Manifesto

1956
The Beloved Community

1960-1963
The New Frontier

March 1, 1961
Peace Corps

August 28, 1963
"I Have a Dream"

1963-1969
The Great Society

July 2, 1964
Civil Rights Act
of 1964

1966
Grape Boycott

1968
"Operating Manual
for Spaceship Earth"

1970
Earth Day

October 11, 1971
"Imagine"

1981
International Day of Peace

1981
Ashoka: Innovators for the Public

1982
Newman's Own

1985
77 Theses on the Care of the Earth

1988
Global Cooperation for a Better World

1991
Earth Constitution

June, 1992
The Earth Summit

1992
UNESCO
Culture of Peace Programme

1992
"4000 Ideas & Dreams for a Better World"

1995
Earth Magna Charta

1995
"When Corporations Rule The World"

1996
"Peace On Earth Millennium"

Sep. 18, 1997
Mine Ban Treaty

1997
Appeal of the Nobel Laureates

1998
"Conscious Evolution"

May 11-15, 1999
Hague Appeal for Peace

January 1, 2000
One Day In Peace

June 29, 2000
The Earth Charter

September, 2000
Millennium Development Goals

January 25-30, 2001
World Social Forum

October, 2001
"Better World Handbook"

July 1 , 2002
International
Criminal Court

2005
Clinton Global Initiative
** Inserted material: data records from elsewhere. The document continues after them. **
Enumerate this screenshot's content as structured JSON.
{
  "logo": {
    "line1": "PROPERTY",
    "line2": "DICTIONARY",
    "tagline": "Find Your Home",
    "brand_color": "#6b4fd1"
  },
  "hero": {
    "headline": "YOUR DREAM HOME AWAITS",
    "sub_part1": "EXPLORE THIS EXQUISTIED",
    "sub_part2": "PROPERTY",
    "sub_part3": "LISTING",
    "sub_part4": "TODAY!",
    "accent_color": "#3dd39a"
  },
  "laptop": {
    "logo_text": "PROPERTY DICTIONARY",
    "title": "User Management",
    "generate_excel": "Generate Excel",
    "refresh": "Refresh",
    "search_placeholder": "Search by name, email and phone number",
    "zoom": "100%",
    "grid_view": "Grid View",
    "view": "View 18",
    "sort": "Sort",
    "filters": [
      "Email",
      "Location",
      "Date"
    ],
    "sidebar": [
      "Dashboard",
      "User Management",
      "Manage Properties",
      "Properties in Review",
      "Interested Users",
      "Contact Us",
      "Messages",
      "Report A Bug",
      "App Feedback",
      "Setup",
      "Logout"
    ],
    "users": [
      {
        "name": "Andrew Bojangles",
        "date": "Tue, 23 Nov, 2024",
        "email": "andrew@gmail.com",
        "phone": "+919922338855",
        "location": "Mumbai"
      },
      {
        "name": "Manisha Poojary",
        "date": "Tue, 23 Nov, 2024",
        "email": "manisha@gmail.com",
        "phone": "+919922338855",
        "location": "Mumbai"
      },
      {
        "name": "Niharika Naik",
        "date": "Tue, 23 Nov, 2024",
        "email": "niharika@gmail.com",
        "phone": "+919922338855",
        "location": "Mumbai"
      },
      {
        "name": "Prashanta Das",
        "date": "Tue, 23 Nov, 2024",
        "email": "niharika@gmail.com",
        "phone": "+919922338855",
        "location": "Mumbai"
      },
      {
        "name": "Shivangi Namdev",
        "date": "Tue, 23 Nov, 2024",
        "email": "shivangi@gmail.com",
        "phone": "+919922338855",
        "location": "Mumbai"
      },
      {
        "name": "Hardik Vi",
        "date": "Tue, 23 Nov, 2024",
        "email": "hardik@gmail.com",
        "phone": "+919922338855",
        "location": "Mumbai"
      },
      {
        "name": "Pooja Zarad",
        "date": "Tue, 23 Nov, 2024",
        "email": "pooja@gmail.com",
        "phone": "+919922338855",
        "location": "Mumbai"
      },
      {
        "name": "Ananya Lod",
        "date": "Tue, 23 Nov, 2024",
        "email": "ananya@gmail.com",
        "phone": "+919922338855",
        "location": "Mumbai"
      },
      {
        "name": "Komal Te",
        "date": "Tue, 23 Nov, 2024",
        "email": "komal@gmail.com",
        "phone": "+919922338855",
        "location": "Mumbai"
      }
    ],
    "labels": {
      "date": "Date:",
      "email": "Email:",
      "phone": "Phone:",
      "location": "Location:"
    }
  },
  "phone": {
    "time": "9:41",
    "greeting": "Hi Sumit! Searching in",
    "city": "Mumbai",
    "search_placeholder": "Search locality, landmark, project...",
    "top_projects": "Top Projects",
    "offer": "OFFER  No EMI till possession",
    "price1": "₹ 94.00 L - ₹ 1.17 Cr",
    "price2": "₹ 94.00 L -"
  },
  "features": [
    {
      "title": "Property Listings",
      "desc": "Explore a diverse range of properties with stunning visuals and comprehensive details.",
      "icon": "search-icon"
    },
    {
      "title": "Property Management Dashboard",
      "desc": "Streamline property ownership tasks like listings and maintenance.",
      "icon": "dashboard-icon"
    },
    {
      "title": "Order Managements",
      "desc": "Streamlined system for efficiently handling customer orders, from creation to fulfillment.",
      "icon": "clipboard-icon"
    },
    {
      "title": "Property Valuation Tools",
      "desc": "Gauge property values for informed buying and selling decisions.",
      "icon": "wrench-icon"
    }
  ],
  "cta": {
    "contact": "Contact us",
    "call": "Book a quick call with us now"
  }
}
July 18, 2007
The Elders

September 17, 2011
Occupy Wall Street

2015
The People For
Bernie Sanders